Wednesday, April 18, 2018

And now back to our regularly scheduled programming: the Erika 2

Spring has sprung, and its time to tackle my backlog of typewriters in need of repair. First up is the little folding Erika I picked up in Bremerton. Based on its serial number, its a very late model 2 or 3 or something.

RIght off the bat, upon initial inspection of the machine, it was once again confirmed that even if the design is based off an American machine, the blasted Germans will do their damnedest to over-engineer what they can. Its a nicely built machine, but there's far more that can go wrong with than its competitor, the ol' Corona 3.

 It took me a few minutes to get the rod out of the platen because its got a jut in it to keep it in place rather than set screws. Keep that in mind for your own Erikas.

A lot more engineering action going on to get it to shift compared to the Corona.

I decided to try and get the Z and Y swapped out, but found that either the typeslugs are on there by some means other than solder, or the solder was simply laughing at my namby pamby American built solder gun. The surgery ended before it even had a chance to begin, as I can safely say I hit max temperature on the slug and it just didnt care to budge.

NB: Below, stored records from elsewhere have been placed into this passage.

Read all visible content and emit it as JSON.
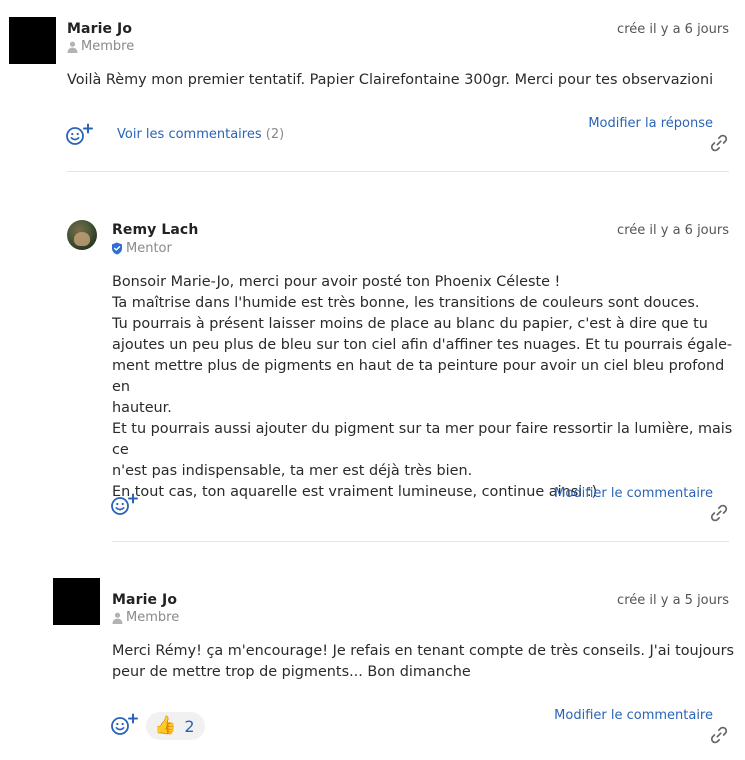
{
  "posts": [
    {
      "author": "Marie Jo",
      "role": "Membre",
      "date": "crée il y a 6 jours",
      "body": [
        "Voilà Rèmy mon premier tentatif. Papier Clairefontaine 300gr.  Merci pour tes observazioni"
      ],
      "view_comments_label": "Voir les commentaires",
      "view_comments_count": "(2)",
      "edit_label": "Modifier la réponse"
    },
    {
      "author": "Remy Lach",
      "role": "Mentor",
      "date": "crée il y a 6 jours",
      "body": [
        "Bonsoir Marie-Jo, merci pour avoir posté ton Phoenix Céleste !",
        "Ta maîtrise dans l'humide est très bonne, les transitions de couleurs sont douces.",
        "Tu pourrais à présent laisser moins de place au blanc du papier, c'est à dire que tu",
        "ajoutes un peu plus de bleu sur ton ciel afin d'affiner tes nuages. Et tu pourrais égale-",
        "ment mettre plus de pigments en haut de ta peinture pour avoir un ciel bleu profond en",
        "hauteur.",
        "Et tu pourrais aussi ajouter du pigment sur ta mer pour faire ressortir la lumière, mais ce",
        "n'est pas indispensable, ta mer est déjà très bien.",
        "En tout cas, ton aquarelle est vraiment lumineuse, continue ainsi :)"
      ],
      "edit_label": "Modifier le commentaire"
    },
    {
      "author": "Marie Jo",
      "role": "Membre",
      "date": "crée il y a 5 jours",
      "body": [
        "Merci Rémy! ça m'encourage! Je refais en tenant compte de très conseils. J'ai toujours",
        "peur de mettre trop de pigments... Bon dimanche"
      ],
      "reaction_emoji": "👍",
      "reaction_count": "2",
      "edit_label": "Modifier le commentaire"
    }
  ],
  "icons": {
    "add_reaction": "add-reaction-icon",
    "link": "link-icon",
    "member": "user-icon",
    "mentor": "verified-shield-icon"
  },
  "colors": {
    "link": "#2a64b8",
    "muted": "#8a8a8a",
    "mentor_badge": "#2f6fd6"
  }
}
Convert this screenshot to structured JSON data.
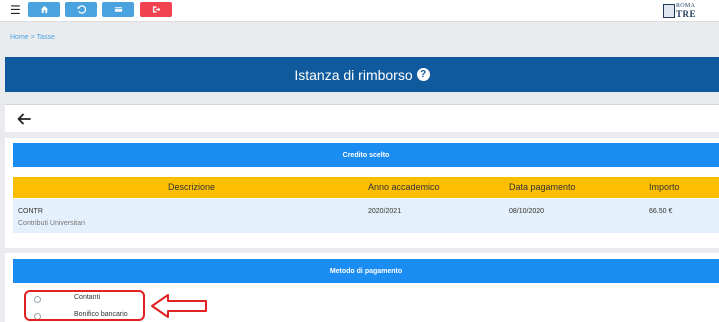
{
  "breadcrumb": {
    "home": "Home",
    "separator": ">",
    "current": "Tasse"
  },
  "toolbar": {
    "menu_icon": "hamburger-icon",
    "buttons": [
      {
        "icon": "home-icon",
        "color": "#4aa3df"
      },
      {
        "icon": "undo-icon",
        "color": "#4aa3df"
      },
      {
        "icon": "card-icon",
        "color": "#4aa3df"
      },
      {
        "icon": "logout-icon",
        "color": "#f0424f"
      }
    ],
    "logo": {
      "line1": "ROMA",
      "line2": "TRE"
    }
  },
  "page": {
    "title": "Istanza di rimborso",
    "help": "?"
  },
  "credit": {
    "header": "Credito scelto",
    "columns": [
      "Descrizione",
      "Anno accademico",
      "Data pagamento",
      "Importo"
    ],
    "rows": [
      {
        "code": "CONTR",
        "description": "Contributi Universitari",
        "year": "2020/2021",
        "date": "08/10/2020",
        "amount": "66.50 €"
      }
    ]
  },
  "payment": {
    "header": "Metodo di pagamento",
    "options": [
      "Contanti",
      "Bonifico bancario"
    ]
  },
  "colors": {
    "primary": "#0f5a9c",
    "header_blue": "#1a8cf2",
    "table_header": "#fbbe00",
    "row_bg": "#e4f0fb",
    "annotation": "#e22222"
  }
}
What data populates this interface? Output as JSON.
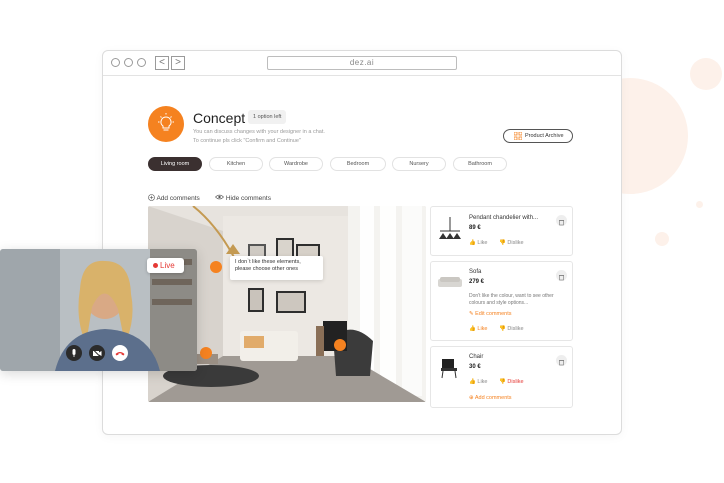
{
  "browser": {
    "url": "dez.ai",
    "back": "<",
    "forward": ">"
  },
  "concept": {
    "title": "Concept",
    "badge": "1 option left",
    "desc_line1": "You can discuss changes with your designer in a chat.",
    "desc_line2": "To continue pls click \"Confirm and Continue\"",
    "archive_button": "Product Archive"
  },
  "tabs": [
    {
      "label": "Living room",
      "active": true
    },
    {
      "label": "Kitchen",
      "active": false
    },
    {
      "label": "Wardrobe",
      "active": false
    },
    {
      "label": "Bedroom",
      "active": false
    },
    {
      "label": "Nursery",
      "active": false
    },
    {
      "label": "Bathroom",
      "active": false
    }
  ],
  "controls": {
    "add_comments": "Add comments",
    "hide_comments": "Hide comments"
  },
  "tooltip": {
    "line1": "I don`t like these elements,",
    "line2": "please choose other ones"
  },
  "products": [
    {
      "name": "Pendant chandelier with...",
      "price": "89 €",
      "like": "Like",
      "dislike": "Dislike"
    },
    {
      "name": "Sofa",
      "price": "279 €",
      "desc_line1": "Don't like the colour, want to see other",
      "desc_line2": "colours and style options...",
      "edit": "Edit comments",
      "like": "Like",
      "dislike": "Dislike"
    },
    {
      "name": "Chair",
      "price": "30 €",
      "like": "Like",
      "dislike": "Dislike",
      "add": "Add comments"
    }
  ],
  "video": {
    "live": "Live"
  },
  "colors": {
    "accent": "#f58220",
    "dark": "#3b3030",
    "red": "#e53935"
  }
}
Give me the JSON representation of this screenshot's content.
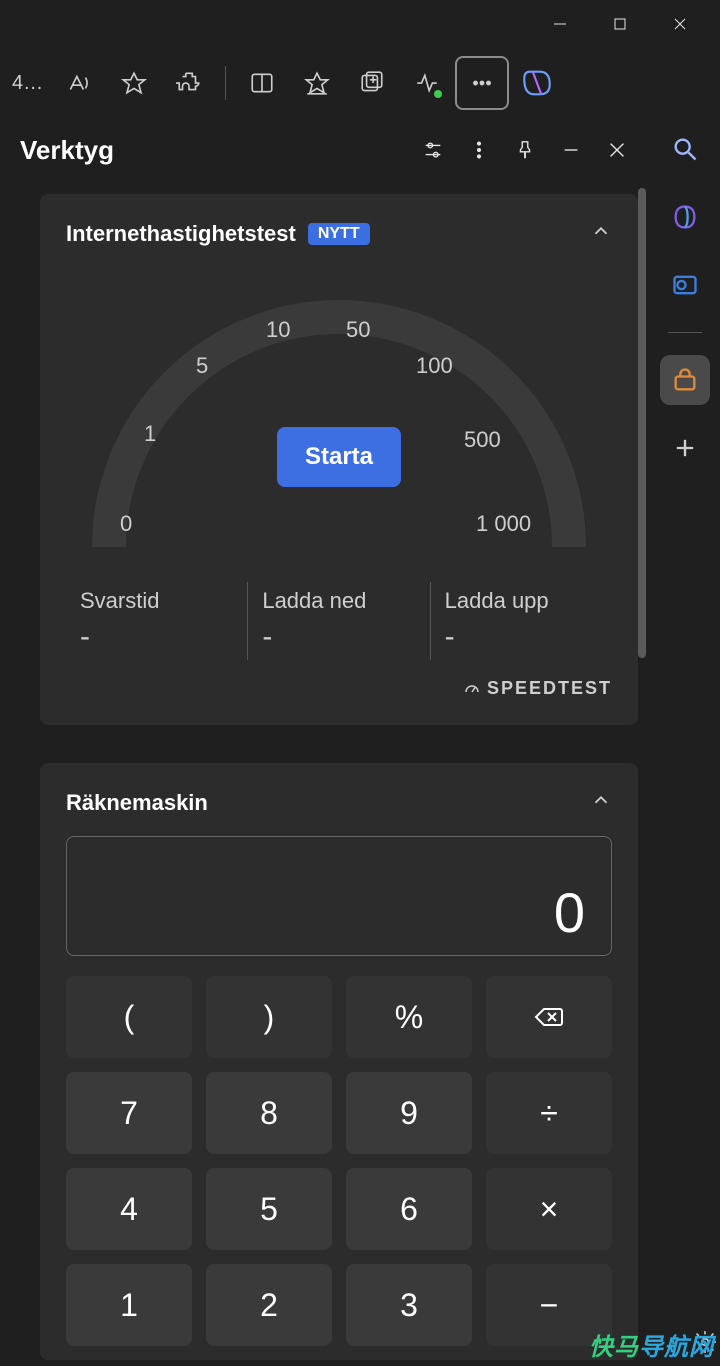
{
  "titlebar": {
    "buttons": [
      "minimize",
      "maximize",
      "close"
    ]
  },
  "toolbar": {
    "tab_label": "4…"
  },
  "sidebar": {
    "items": [
      {
        "name": "copilot"
      },
      {
        "name": "microsoft365"
      },
      {
        "name": "outlook"
      },
      {
        "name": "tools",
        "active": true
      },
      {
        "name": "add"
      }
    ]
  },
  "panel": {
    "title": "Verktyg",
    "header_buttons": [
      "settings",
      "more",
      "pin",
      "minimize",
      "close"
    ]
  },
  "speedtest": {
    "title": "Internethastighetstest",
    "badge": "NYTT",
    "start_label": "Starta",
    "ticks": [
      "0",
      "1",
      "5",
      "10",
      "50",
      "100",
      "500",
      "1 000"
    ],
    "metrics": [
      {
        "label": "Svarstid",
        "value": "-"
      },
      {
        "label": "Ladda ned",
        "value": "-"
      },
      {
        "label": "Ladda upp",
        "value": "-"
      }
    ],
    "provider": "SPEEDTEST"
  },
  "calculator": {
    "title": "Räknemaskin",
    "display": "0",
    "keys": [
      "(",
      ")",
      "%",
      "⌫",
      "7",
      "8",
      "9",
      "÷",
      "4",
      "5",
      "6",
      "×",
      "1",
      "2",
      "3",
      "−"
    ]
  },
  "watermark": "快马导航网"
}
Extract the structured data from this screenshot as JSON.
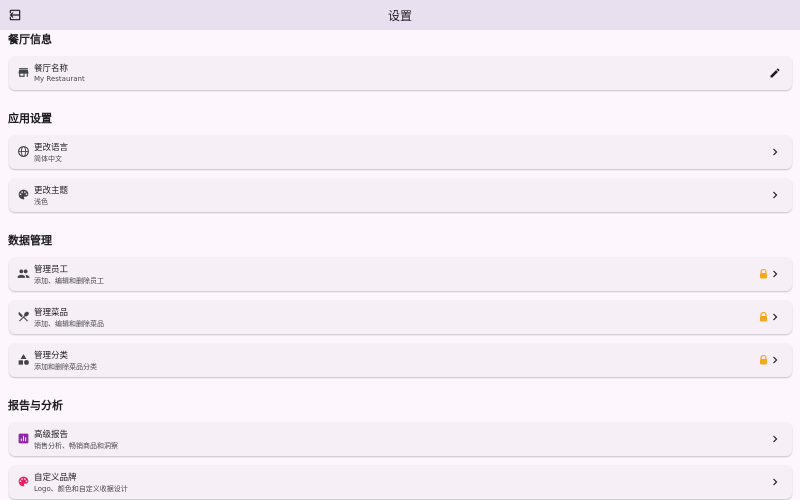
{
  "appbar": {
    "title": "设置",
    "back_icon": "exit-to-app-icon"
  },
  "sections": [
    {
      "title": "餐厅信息",
      "items": [
        {
          "title": "餐厅名称",
          "subtitle": "My Restaurant",
          "icon": "store-icon",
          "trailing": "edit-icon"
        }
      ]
    },
    {
      "title": "应用设置",
      "items": [
        {
          "title": "更改语言",
          "subtitle": "简体中文",
          "icon": "globe-icon",
          "trailing": "chevron-right-icon"
        },
        {
          "title": "更改主题",
          "subtitle": "浅色",
          "icon": "palette-icon",
          "trailing": "chevron-right-icon"
        }
      ]
    },
    {
      "title": "数据管理",
      "items": [
        {
          "title": "管理员工",
          "subtitle": "添加、编辑和删除员工",
          "icon": "people-icon",
          "trailing": "chevron-right-icon",
          "locked": true
        },
        {
          "title": "管理菜品",
          "subtitle": "添加、编辑和删除菜品",
          "icon": "utensils-icon",
          "trailing": "chevron-right-icon",
          "locked": true
        },
        {
          "title": "管理分类",
          "subtitle": "添加和删除菜品分类",
          "icon": "category-icon",
          "trailing": "chevron-right-icon",
          "locked": true
        }
      ]
    },
    {
      "title": "报告与分析",
      "items": [
        {
          "title": "高级报告",
          "subtitle": "销售分析、畅销商品和洞察",
          "icon": "analytics-icon",
          "trailing": "chevron-right-icon"
        },
        {
          "title": "自定义品牌",
          "subtitle": "Logo、颜色和自定义收据设计",
          "icon": "palette-color-icon",
          "trailing": "chevron-right-icon"
        }
      ]
    }
  ],
  "colors": {
    "appbar_bg": "#e8e0ee",
    "page_bg": "#fdf7fd",
    "card_bg": "#f6eff6",
    "lock": "#f4a81e",
    "analytics": "#8e24aa",
    "brand_palette": "#e91e63"
  }
}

Back to more worthwhile issues, I found that the ribbon advance ratchets had worn away enough over its life to the point it couldnt function anymore. I ended up using a stopgap solution of a tad bit of electrical tape to improve the tip of the main arms, and for now its working again.

The machine was already really clean, I just had to de-gunk some areas where a bit too much oil had coagulated over the years and apply some new oil to the keylever pivots to free up the mechanism. I'm left with a shiny Erika in moderately O.K. working condition. The only real problems stem from it needing a bit more oil, and an adjustment to its margins so they stop at the right spot.

It took me a moment to realize where the period was. Turns out, this machine does not simply have two semi-colons for the fun of it.

Its a 1922 machine, so I thought I would bust out my 1922 Corona for a quick comparison.

And why not throw in a 1920 Fox for giggles.

My overall impression of the Erika is this; it's a well designed machine that improves some of the bluntness of the Corona 3 as a writing instrument, while at the same time allowing itself to have inherently more issues than a Corona might have. 

To sum my opinion up, the Corona 3 is a Ford Model T and the Erika is a Mercedes E class. The Mercedes is very nice, and will do amazingly when in top notch shape. But if something goes wrong, it goes wrong rather severely and repair costs will run you the same amount as a new car. The Model T works well in new shape, and it works well after its been driven off a 100ft cliff. If it runs out of gasoline, you can throw kerosene, alcohol, or whatever you have on hand that's even remotely combustible into its fuel tank and it'll keep on trucking.

There's just something to be said about American machines being built ruggedly with less pure perfection that allows them to function well enough even in rough shape.


  1. Nice looking Erika.
    I found a jewelers torch (or in my case a plumbers torch with a fine tip) is needed to melt the solder on the slugs. I'm guessing it is a high melting point high silver content solder. I played around with a parts machine when I lived in FL just to see if I could remove and install the slugs without the proper jig.

    1. Thanks for the heads up. I had been able to take slugs off of an Underwood with the solder iron previously which is why I just assumed it would work again, but I'm sure those pesky Germans did use a higher grade solder like you mention. I'll see what I can dredge up in regards to a fine tipped torch.